Assigned task
Ignoring the images, restate the records below word for word.

Website and app data records:
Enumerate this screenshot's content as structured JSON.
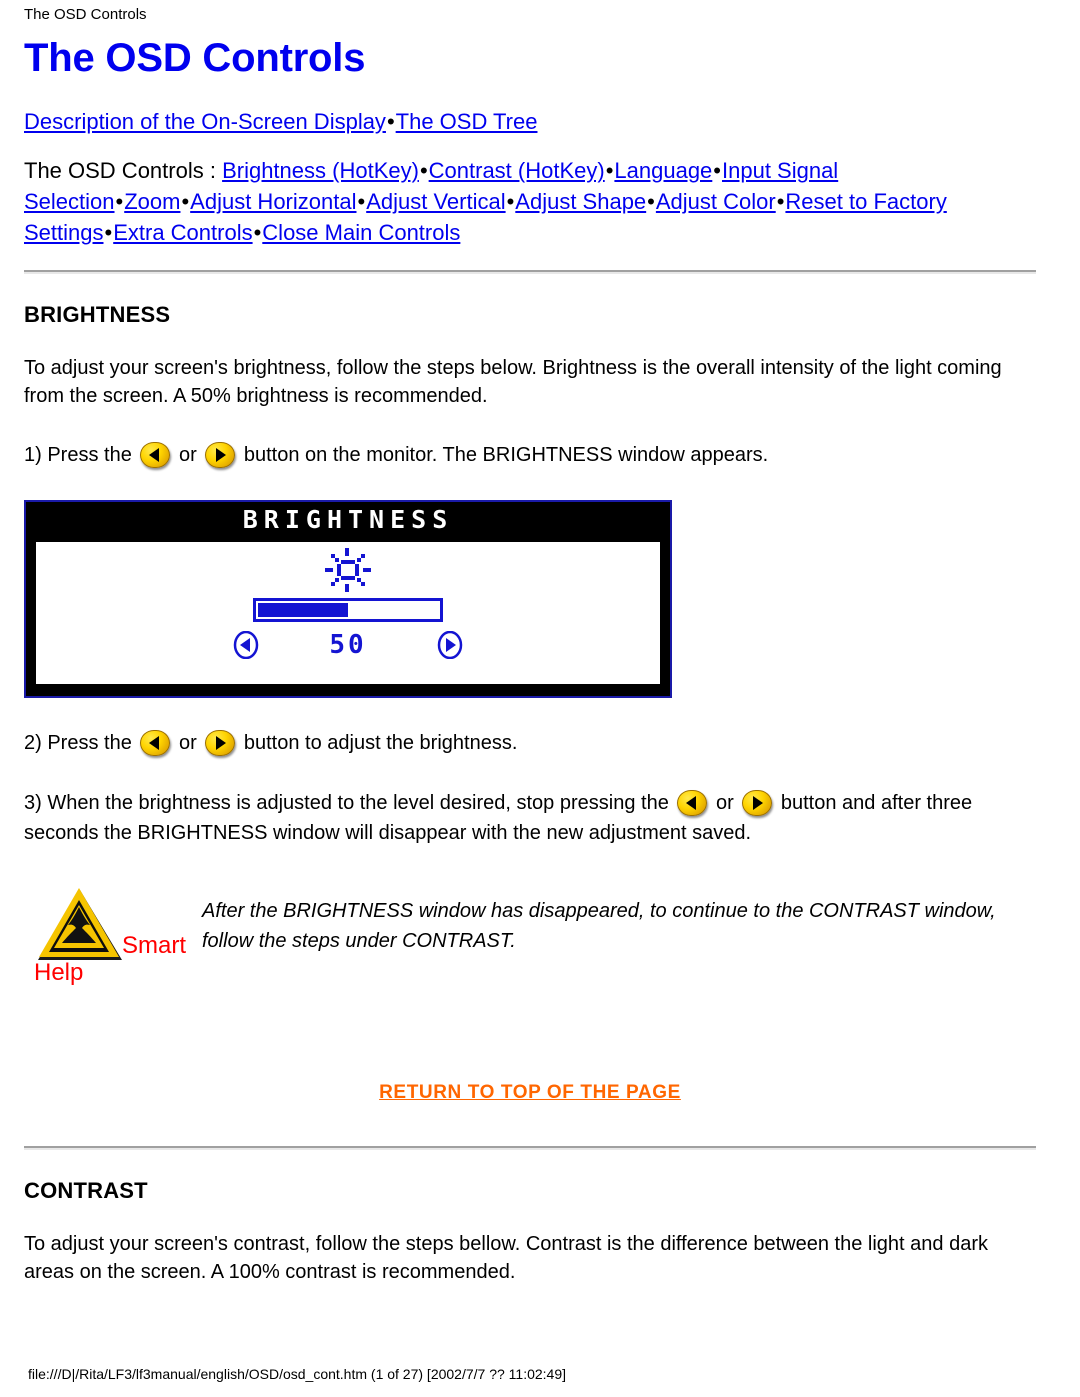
{
  "running_header": "The OSD Controls",
  "title": "The OSD Controls",
  "nav_primary": {
    "links": [
      {
        "label": "Description of the On-Screen Display"
      },
      {
        "label": "The OSD Tree"
      }
    ],
    "separator": "•"
  },
  "nav_secondary": {
    "prefix": "The OSD Controls :",
    "separator": "•",
    "links": [
      {
        "label": "Brightness (HotKey)"
      },
      {
        "label": "Contrast (HotKey)"
      },
      {
        "label": "Language"
      },
      {
        "label": "Input Signal Selection"
      },
      {
        "label": "Zoom"
      },
      {
        "label": "Adjust Horizontal"
      },
      {
        "label": "Adjust Vertical"
      },
      {
        "label": "Adjust Shape"
      },
      {
        "label": "Adjust Color"
      },
      {
        "label": "Reset to Factory Settings"
      },
      {
        "label": "Extra Controls"
      },
      {
        "label": "Close Main Controls"
      }
    ]
  },
  "brightness": {
    "heading": "BRIGHTNESS",
    "intro": "To adjust your screen's brightness, follow the steps below. Brightness is the overall intensity of the light coming from the screen. A 50% brightness is recommended.",
    "step1_a": "1) Press the",
    "step1_or": "or",
    "step1_b": "button on the monitor. The BRIGHTNESS window appears.",
    "step2_a": "2) Press the",
    "step2_or": "or",
    "step2_b": "button to adjust the brightness.",
    "step3_a": "3) When the brightness is adjusted to the level desired, stop pressing the",
    "step3_or": "or",
    "step3_b": "button and after three seconds the BRIGHTNESS window will disappear with the new adjustment saved."
  },
  "osd_window": {
    "title": "BRIGHTNESS",
    "value": "50",
    "fill_percent": 50,
    "title_bar_color": "#000000",
    "accent_color": "#1414d2",
    "border_color": "#1a1aa8"
  },
  "smart_help": {
    "word_smart": "Smart",
    "word_help": "Help",
    "text": "After the BRIGHTNESS window has disappeared, to continue to the CONTRAST window, follow the steps under CONTRAST.",
    "label_color": "#ff0000"
  },
  "return_top": {
    "label": "RETURN TO TOP OF THE PAGE",
    "color": "#ff6600"
  },
  "contrast": {
    "heading": "CONTRAST",
    "intro": "To adjust your screen's contrast, follow the steps bellow. Contrast is the difference between the light and dark areas on the screen. A 100% contrast is recommended."
  },
  "footer": "file:///D|/Rita/LF3/lf3manual/english/OSD/osd_cont.htm (1 of 27) [2002/7/7 ?? 11:02:49]"
}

Answer to the exercise
Enumerate this screenshot's content as structured JSON.
{
  "running_header": "The OSD Controls",
  "title": "The OSD Controls",
  "nav_primary": {
    "links": [
      {
        "label": "Description of the On-Screen Display"
      },
      {
        "label": "The OSD Tree"
      }
    ],
    "separator": "•"
  },
  "nav_secondary": {
    "prefix": "The OSD Controls :",
    "separator": "•",
    "links": [
      {
        "label": "Brightness (HotKey)"
      },
      {
        "label": "Contrast (HotKey)"
      },
      {
        "label": "Language"
      },
      {
        "label": "Input Signal Selection"
      },
      {
        "label": "Zoom"
      },
      {
        "label": "Adjust Horizontal"
      },
      {
        "label": "Adjust Vertical"
      },
      {
        "label": "Adjust Shape"
      },
      {
        "label": "Adjust Color"
      },
      {
        "label": "Reset to Factory Settings"
      },
      {
        "label": "Extra Controls"
      },
      {
        "label": "Close Main Controls"
      }
    ]
  },
  "brightness": {
    "heading": "BRIGHTNESS",
    "intro": "To adjust your screen's brightness, follow the steps below. Brightness is the overall intensity of the light coming from the screen. A 50% brightness is recommended.",
    "step1_a": "1) Press the",
    "step1_or": "or",
    "step1_b": "button on the monitor. The BRIGHTNESS window appears.",
    "step2_a": "2) Press the",
    "step2_or": "or",
    "step2_b": "button to adjust the brightness.",
    "step3_a": "3) When the brightness is adjusted to the level desired, stop pressing the",
    "step3_or": "or",
    "step3_b": "button and after three seconds the BRIGHTNESS window will disappear with the new adjustment saved."
  },
  "osd_window": {
    "title": "BRIGHTNESS",
    "value": "50",
    "fill_percent": 50,
    "title_bar_color": "#000000",
    "accent_color": "#1414d2",
    "border_color": "#1a1aa8"
  },
  "smart_help": {
    "word_smart": "Smart",
    "word_help": "Help",
    "text": "After the BRIGHTNESS window has disappeared, to continue to the CONTRAST window, follow the steps under CONTRAST.",
    "label_color": "#ff0000"
  },
  "return_top": {
    "label": "RETURN TO TOP OF THE PAGE",
    "color": "#ff6600"
  },
  "contrast": {
    "heading": "CONTRAST",
    "intro": "To adjust your screen's contrast, follow the steps bellow. Contrast is the difference between the light and dark areas on the screen. A 100% contrast is recommended."
  },
  "footer": "file:///D|/Rita/LF3/lf3manual/english/OSD/osd_cont.htm (1 of 27) [2002/7/7 ?? 11:02:49]"
}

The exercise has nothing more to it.